“First, on a practical level, there is simply no correlation between the quantum of the amount calculated as a preference taken from the peak indebtedness of one creditor and any entitlement of any other creditor. By definition, that is driven by the circumstances of the trading between the company and each individual creditor. Any payment to a particular creditor harms other creditors only to the extent of the bare fact that value [is] taken out of the general pool of resources. Of itself, this is not an injustice to other creditors, nor does it disadvantage them. This is because, by definition, trade creditors either return the value they receive in supplies, or must return the value of their preference over & above supplies provided as an insolvent transaction.
“Second, on a policy level, it was the purpose of enacting section 292(4B) to give effect to Parliament’s intention to set apart certain trade creditors from the general pool of unsecured creditors. That is not a problem with the operation of section 292(4B) – that is a problem with its existence. We set out above the principled basis for the running account & its adoption.
“As was emphasised in Allied Concrete [another liquidation case], the reforms intended to extend protection to trade creditors and eliminate the ‘ordinary course of business’ test to promote certainty. Trade creditors would have an incentive to continue providing value to companies in financial distress, and recourse for ordinary creditors fell under section 296(3). [Counsel] Ms Murphy’s submission that it is unfair to prefer certain trade creditors is a matter for legislative concern and not a matter for judicial intervention.
“Finally, to the extent there is a concern about the potential ‘over-inclusion’ of commercial relationships in the definition of ‘trade creditors’ to unjust effect, we consider that is assuaged by a careful application of running account principles to individual cases.”
Justice Stevens said one final factor supported the Court of Appeal’s rejection of the peak indebtedness rule, and that was the case of Allied Concrete Ltd v liquidator Jeff Meltzer, one of 3 cases involving voidable preference which the Supreme Court ruled on in February.
Justice Stevens said: “The Supreme Court was faced, in interpreting section 296(2), with what it described as a stark choice between competing policies.
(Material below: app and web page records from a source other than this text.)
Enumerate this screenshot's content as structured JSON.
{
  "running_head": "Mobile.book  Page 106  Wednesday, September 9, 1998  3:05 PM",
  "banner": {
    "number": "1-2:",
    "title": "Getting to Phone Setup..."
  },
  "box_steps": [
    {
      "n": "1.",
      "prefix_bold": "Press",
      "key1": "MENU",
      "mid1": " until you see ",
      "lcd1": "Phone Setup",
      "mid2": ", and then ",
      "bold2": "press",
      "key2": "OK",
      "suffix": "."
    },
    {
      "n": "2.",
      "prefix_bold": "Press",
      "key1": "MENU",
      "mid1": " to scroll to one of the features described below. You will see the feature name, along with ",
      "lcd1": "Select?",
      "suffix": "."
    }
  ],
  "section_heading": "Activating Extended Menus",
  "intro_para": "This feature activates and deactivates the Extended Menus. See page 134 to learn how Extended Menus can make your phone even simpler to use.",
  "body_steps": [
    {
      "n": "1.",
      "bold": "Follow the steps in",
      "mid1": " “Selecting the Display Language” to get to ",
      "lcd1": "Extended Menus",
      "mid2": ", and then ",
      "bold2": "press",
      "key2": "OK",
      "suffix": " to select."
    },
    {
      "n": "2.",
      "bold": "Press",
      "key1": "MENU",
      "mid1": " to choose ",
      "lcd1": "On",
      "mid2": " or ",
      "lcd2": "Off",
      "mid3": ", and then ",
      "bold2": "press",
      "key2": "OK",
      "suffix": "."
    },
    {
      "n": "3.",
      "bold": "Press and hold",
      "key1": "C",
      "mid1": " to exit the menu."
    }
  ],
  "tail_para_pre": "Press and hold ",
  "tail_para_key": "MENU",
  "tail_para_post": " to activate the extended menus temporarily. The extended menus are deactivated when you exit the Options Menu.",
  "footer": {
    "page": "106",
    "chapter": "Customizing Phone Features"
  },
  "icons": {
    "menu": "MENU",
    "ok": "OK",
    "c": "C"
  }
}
While the discussion focused largely on the issue of commercial certainty, the court noted the difficulty in balancing the interests of promoting collective realisation of assets in liquidation against the interest in ensuring fairness to individual creditors, giving value in good faith. The Supreme Court concluded that section 296(3) was one way in which Parliament had expressly provided for mechanisms to ensure fairness to individual creditors could be achieved where necessary, alongside the general principle of promoting collective realisation of assets to all creditors.
“The distinct treatment of trade creditors is, in our view, a similar mechanism. Parliament took the decision to set aside a particular group of creditors who continue to provide credit & goods on the assumption of future trade. That is seen as having distinct commercial benefits in the context of liquidation. It is a policy choice consistent with New Zealand’s insolvency scheme generally.”
Link: 2015 NZCA 111, Timberworld Ltd v Levin (pdf)